Graham Reid | | <1 min read
Channeling the sound and spirit of classic soul (Smokey, young Otis and Marvin, Al Green, Sam Cooke and more), Eli Paperboy Reed -- a white guy originally from Massachusetts, now in his mid 30s – has seriously immersed himself in blues and soul.
His track record has been convincing and this album – recorded at Sam Phillips' studio in Memphis with local black backing singers the Masquerades – successfully adopts all the musical and lyrics tropes of Sixties soul (with a Memphis twist of horns of course).
The poppy title track features legendary rapper Big Daddy Kane and there are discreet hints of gospel in Reed's yearning delivery (the secular Coulda Had This).
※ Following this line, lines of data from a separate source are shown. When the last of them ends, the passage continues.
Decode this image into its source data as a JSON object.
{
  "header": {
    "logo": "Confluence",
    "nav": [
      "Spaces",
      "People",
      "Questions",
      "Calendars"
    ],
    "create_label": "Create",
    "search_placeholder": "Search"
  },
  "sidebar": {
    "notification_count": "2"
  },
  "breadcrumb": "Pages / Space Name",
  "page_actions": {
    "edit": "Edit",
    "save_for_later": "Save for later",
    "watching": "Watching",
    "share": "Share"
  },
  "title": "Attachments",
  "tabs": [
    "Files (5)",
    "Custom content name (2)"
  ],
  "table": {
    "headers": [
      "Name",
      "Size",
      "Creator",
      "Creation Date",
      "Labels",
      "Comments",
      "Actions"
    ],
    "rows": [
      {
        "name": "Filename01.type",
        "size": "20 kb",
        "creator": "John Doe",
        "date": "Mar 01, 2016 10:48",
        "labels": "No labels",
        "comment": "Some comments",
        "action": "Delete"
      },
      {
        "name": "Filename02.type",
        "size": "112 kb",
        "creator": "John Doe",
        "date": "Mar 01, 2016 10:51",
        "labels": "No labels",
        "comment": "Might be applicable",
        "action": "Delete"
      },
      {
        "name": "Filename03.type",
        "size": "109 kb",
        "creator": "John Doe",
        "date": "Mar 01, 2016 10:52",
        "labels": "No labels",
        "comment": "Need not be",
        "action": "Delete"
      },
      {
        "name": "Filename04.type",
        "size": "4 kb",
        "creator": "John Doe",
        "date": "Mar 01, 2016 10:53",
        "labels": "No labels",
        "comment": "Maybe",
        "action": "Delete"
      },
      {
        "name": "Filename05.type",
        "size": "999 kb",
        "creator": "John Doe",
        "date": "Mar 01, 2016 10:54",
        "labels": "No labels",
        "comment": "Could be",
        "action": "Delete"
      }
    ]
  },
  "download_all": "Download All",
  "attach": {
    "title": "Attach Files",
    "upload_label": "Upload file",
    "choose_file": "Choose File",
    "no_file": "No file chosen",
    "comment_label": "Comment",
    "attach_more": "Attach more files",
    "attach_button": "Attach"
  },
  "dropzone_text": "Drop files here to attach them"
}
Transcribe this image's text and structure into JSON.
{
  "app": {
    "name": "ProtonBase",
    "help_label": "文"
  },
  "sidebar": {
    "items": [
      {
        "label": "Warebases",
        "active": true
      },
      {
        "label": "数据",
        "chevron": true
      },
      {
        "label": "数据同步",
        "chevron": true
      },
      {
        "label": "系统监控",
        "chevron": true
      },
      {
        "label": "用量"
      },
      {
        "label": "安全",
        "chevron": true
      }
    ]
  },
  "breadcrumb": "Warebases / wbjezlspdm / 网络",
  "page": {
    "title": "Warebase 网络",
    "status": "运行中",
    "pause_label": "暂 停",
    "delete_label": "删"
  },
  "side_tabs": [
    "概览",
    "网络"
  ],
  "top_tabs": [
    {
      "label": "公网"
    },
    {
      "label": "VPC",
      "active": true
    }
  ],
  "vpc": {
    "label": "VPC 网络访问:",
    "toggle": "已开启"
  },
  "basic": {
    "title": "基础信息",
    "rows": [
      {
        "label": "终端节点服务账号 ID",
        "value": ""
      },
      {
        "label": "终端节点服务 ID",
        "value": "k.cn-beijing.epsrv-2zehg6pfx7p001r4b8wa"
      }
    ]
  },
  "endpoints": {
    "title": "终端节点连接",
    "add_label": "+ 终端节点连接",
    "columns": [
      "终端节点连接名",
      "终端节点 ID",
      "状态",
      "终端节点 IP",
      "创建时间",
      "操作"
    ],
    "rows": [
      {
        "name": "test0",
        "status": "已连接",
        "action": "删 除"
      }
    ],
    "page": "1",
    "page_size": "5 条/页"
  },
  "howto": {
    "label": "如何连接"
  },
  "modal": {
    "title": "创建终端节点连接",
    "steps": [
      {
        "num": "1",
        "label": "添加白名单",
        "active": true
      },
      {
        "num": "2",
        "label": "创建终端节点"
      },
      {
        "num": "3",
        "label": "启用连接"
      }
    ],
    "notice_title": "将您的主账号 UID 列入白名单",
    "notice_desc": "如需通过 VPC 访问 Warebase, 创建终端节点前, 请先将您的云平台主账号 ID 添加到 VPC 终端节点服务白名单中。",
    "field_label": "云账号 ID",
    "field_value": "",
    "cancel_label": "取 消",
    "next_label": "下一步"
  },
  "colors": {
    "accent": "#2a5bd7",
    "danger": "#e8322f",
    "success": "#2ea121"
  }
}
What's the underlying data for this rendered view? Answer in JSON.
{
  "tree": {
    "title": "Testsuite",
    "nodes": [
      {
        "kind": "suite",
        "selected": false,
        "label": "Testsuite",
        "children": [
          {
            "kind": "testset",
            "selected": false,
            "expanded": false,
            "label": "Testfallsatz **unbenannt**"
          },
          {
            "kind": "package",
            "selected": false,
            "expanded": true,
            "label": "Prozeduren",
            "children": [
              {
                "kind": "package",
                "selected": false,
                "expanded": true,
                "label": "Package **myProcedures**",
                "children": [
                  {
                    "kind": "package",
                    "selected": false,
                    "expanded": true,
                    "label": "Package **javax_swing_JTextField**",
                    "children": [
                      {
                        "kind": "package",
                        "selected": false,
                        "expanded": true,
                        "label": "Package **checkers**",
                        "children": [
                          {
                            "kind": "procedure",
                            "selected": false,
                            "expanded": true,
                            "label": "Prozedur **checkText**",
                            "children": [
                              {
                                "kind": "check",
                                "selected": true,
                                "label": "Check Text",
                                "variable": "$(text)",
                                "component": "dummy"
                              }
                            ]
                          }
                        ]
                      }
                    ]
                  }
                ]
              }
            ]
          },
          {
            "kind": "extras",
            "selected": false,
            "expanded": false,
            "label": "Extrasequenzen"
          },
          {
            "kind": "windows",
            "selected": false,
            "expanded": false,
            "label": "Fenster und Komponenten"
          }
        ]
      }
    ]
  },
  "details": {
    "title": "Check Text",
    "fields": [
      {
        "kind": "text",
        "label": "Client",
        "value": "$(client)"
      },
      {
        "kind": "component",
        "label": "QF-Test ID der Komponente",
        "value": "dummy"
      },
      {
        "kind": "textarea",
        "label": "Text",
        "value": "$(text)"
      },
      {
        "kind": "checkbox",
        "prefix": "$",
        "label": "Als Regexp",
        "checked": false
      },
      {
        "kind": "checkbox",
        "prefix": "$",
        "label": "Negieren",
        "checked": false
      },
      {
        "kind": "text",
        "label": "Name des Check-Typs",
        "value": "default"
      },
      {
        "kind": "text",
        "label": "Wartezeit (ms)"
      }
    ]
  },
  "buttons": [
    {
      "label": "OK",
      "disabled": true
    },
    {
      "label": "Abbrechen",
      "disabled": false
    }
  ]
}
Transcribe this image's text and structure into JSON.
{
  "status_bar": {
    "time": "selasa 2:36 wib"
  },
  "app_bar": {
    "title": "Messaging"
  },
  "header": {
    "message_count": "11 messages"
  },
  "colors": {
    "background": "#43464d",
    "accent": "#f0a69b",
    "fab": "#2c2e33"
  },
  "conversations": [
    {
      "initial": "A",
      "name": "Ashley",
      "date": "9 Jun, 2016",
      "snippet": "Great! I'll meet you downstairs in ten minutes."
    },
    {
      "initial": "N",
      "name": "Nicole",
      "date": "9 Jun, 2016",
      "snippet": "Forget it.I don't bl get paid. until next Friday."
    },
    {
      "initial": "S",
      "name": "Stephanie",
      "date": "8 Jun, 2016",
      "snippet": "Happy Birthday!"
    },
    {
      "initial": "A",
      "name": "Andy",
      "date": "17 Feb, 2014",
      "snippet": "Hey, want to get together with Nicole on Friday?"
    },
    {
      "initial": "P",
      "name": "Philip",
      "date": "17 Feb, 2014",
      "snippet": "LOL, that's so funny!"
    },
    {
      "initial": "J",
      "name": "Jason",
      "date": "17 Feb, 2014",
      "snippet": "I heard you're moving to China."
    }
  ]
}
Sometimes the template is rather obvious and there are lightweights among the 12 songs (Holiday a prime offender), but six albums in and Reed has established a reputation, a loyal fan base and picked up awards.
However you don't get the sense he's known in the wider, more mainstream world.
Good enough though this is, 99 Cent Dreams probably isn't the album that will help him achieve that.